- Porcelain. Porcelain (like bathroom fixtures) can discolor within hours if not cleaned. Wipe residue away to prevent etching. You may also want to wash it with soap. Both of those measures can buy you some time before the professionals come in.
How to Clean Smoke Damage
Depending on the material, you have anywhere from minutes to days to begin smoke damage restoration. Generally, the sooner you can deal with it, the better. But there is a list of priorities, as well as information on how to clean smoke damage from some common household items. Some materials are more resistant to soot than others, which means time is precious when trying to clean up after a fire. The best thing is to call in the experts, but in the meantime, here are some tips:
- Within minutes you should wash as much porous material as you can. Clean porous flooring like tile, marble, and wood, as well as plastic and PVC. Damage to these materials becomes irreversible very quickly. For plastics, use an alkaline cleaner. Wood can be cleaned with a vegetable oil soap like Murphey Oil Soap.
- Within hours metal starts to corrode. Wipe metal down with cooking oil to buy yourself some time for a more thorough cleaning. The oil will act as a barrier, helping prevent further damage and rust. Wood furniture may start to lose its finish, so clean it as much as you can. A dry cleaning sponge, found in the paint section of most stores, can help here. For finished wood, an all-purpose cleaner can help you stave off damage until the pros arrive. Porcelain fixtures start staining during this time, so wipe them down and clean them with soap if possible.
- Within days you start seeing permanent discoloration to fabrics like clothing, upholstery, curtains, and carpeting. You may start seeing discoloration on your walls, as well. It may be tempting to vacuum these things, but most household vacuum cleaners aren’t powerful enough. Instead of cleaning soot, they’ll simply transfer it to the next thing you try to vacuum.
- As soon as possible you should call restoration professionals. Cleanup and restoration experts have special equipment like alkaline cleaners, HEPA vacuums, and protective clothing to save as much as possible as fast as they can.
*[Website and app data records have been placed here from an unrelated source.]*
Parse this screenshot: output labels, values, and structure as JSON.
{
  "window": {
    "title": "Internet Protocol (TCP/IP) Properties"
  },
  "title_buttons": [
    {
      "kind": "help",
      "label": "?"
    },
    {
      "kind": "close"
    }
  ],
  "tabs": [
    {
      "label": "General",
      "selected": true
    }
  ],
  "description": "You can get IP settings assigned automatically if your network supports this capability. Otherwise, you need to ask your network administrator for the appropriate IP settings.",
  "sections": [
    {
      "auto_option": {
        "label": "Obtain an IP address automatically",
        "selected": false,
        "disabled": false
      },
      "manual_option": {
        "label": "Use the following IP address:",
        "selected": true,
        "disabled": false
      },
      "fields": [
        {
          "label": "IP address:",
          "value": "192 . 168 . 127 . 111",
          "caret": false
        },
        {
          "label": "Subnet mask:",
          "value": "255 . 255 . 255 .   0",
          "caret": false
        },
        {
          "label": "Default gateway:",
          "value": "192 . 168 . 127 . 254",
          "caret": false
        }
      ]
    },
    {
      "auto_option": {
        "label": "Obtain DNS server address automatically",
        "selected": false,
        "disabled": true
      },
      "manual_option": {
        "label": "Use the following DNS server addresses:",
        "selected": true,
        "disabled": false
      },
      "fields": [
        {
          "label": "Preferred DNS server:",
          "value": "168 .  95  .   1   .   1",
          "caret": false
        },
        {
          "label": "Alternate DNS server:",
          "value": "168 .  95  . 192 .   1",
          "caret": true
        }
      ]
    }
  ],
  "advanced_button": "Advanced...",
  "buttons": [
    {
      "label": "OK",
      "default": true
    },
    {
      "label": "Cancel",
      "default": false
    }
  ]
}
- Don’t try to wash papered or painted walls on your own, clean carpet, or touch anything sooty with your bare skin. (Instead, wear rubber gloves, to prevent the transfer of oil from your skin setting the soot.) Trying to clean certain things without the correct equipment can worsen the problem and exposing your skin to soot can be a health hazard, as well as spreading soot to other parts of your home.
What Can Be Salvaged From Smoke Damage?
Whether something is salvageable depends greatly on what it is and how quickly it’s cleaned. Many plastics, PVCs, and metals will likely need to be replaced. But a trained professional can quickly evaluate what’s salvageable, and what’s a waste of time to restore.
Bringing in a pro isn’t just about getting the proper equipment to save your belongings. It’s about having someone there who knows how smoke affects things, and how quickly. It’s about someone who can look at the tile floor and know if it can be saved, or if that time is better spent trying to save your metal appliances. It’s about having enough hands to do both, if possible. The fact of the matter is that getting smoke damage restoration experts into your house as soon as possible is the best way to save as much of your home as possible.
Avoid Costly Damage to Your Home
Calling a ServiceMaster Restore professional as soon as possible can help you assess the damage to your home, prevent that damage from worsening, and head off any problems that could affect your family’s well-being. Insurance often helps with the cost, and our professionals’ expertise about what can and can’t be salvaged will help with the overall cost, in the long run.
Our network of local experts are ready to help, and they have the experience and the equipment needed to help. Contacting your nearest ServiceMaster Restore location quickly can make the difference when it comes to reducing the effects of smoke and soot.